Technique instruction and sparring is done primarily on foot to get to grips with new techniques and becoming comfortable with throws.
BBJ classes are more centered on rolling as it’s main way of teaching and sparring. This is a casual but still focused way to experience and react to techniques first hand which is the best way to pick up and learn a martial art.
While prices obviously can vary, BJJ classes also often cost more than judo, however this is not by much so don’t let it dissuade you from picking up one style or the other.
Both styles are widely practiced, however in America on the whole judo is seen as more niche than its BJJ counterpart.
It can be hard for example to find a gym or academy that is wholly dedicated to teaching judo, however there are many classes dedicated entirely to BJJ.
There are two main reasons for BJJ’s heightened popularity, one is the history of martial arts in America.
First karate took over popular attention in the 1960’s, then kung fu in the 70’s and from the 80’s onwards, BJJ and krav maga have grown to become the combat craze.
Secondly is popular culture.

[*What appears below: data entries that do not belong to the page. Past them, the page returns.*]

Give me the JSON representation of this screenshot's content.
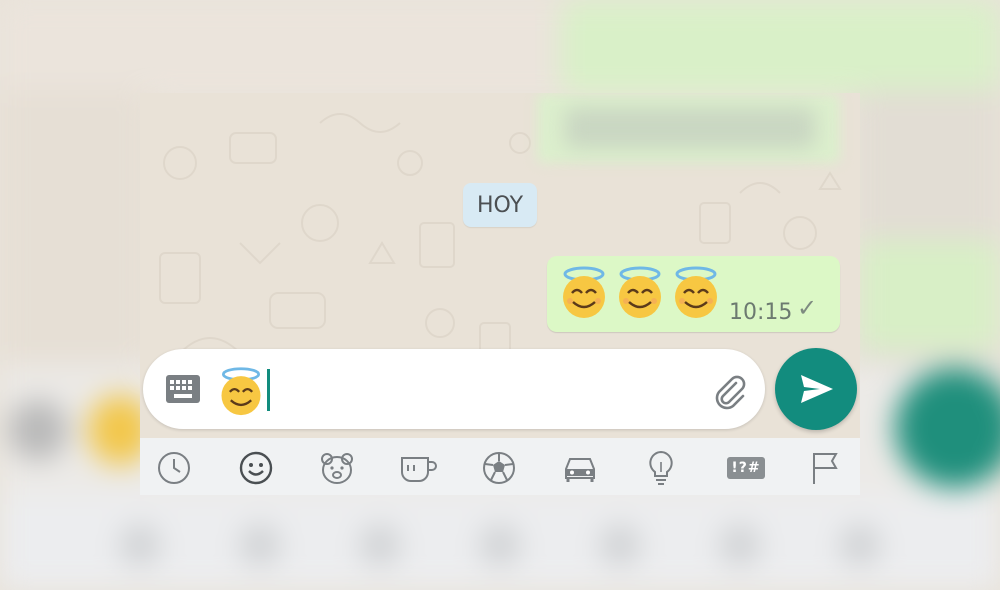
{
  "chat": {
    "date_chip": "HOY",
    "outgoing_message": {
      "emoji_count": 3,
      "emoji_name": "smiling-face-with-halo",
      "time": "10:15",
      "status": "sent-check"
    }
  },
  "composer": {
    "keyboard_toggle_icon": "keyboard-icon",
    "typed_emoji": "smiling-face-with-halo",
    "attach_icon": "paperclip-icon",
    "send_icon": "send-arrow-icon"
  },
  "emoji_tabs": [
    {
      "name": "recent-icon",
      "selected": false
    },
    {
      "name": "smileys-icon",
      "selected": true
    },
    {
      "name": "animals-icon",
      "selected": false
    },
    {
      "name": "food-icon",
      "selected": false
    },
    {
      "name": "activity-icon",
      "selected": false
    },
    {
      "name": "travel-icon",
      "selected": false
    },
    {
      "name": "objects-icon",
      "selected": false
    },
    {
      "name": "symbols-icon",
      "label": "!?#",
      "selected": false
    },
    {
      "name": "flags-icon",
      "selected": false
    }
  ],
  "colors": {
    "accent": "#128c7e",
    "outgoing_bubble": "#dcf8c6",
    "date_chip": "#d8eaf4",
    "chat_background": "#e9e2d7"
  }
}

BJJ has been included in all sorts of media including films, television and radio, and over the last decade has skyrocketed in popularity thanks to advocates speaking out about the sport on social platforms and podcasts.
How quickly you will be able to pick up either judo or BJJ and how long it will take you to be efficient at either one will depend majorly on the strength and indetermination of the user as well as the teacher.
With enough time and practice either one can be practiced and enjoyed, however on the whole it is often agreed that judo comes easier than BJJ because it simply requires using the body to sweep, flip and throw.
BJJ on the other hand can involve different types of movements that would never be considered before so it can take a bit more time learning of each and every technique, along with how many points they would score in competitions and how to pull each off successfully.
Additionally, before someone enters into judo they have already spent their entire life learning how to balance even if they don’t realize it, so there is at least some experience everyone takes with them when they begin practicing judo.
BJJ on the other hand is often completely unknown territory for most people beginning, and this shows itself in the fact that a combatant with even 2 months of experience will be able to easily submit someone with little experience on the ground.
Don’t let the difficulty dissuade you however, each style has its intricate details that need to be taken into account so you can choose one that fits your personality and strengths the most.
Both judo and BJJ are great choices for martial arts to pick up.
They are both excellent forms of self defense having been refined over their long history, and are now in a position where they are regularly practiced and taught.
Therefore if you’re new to the sport, knowing the intricate details and slight differences between the two can help you make an informed decision on which would be the most enjoyable to learn and practice for you.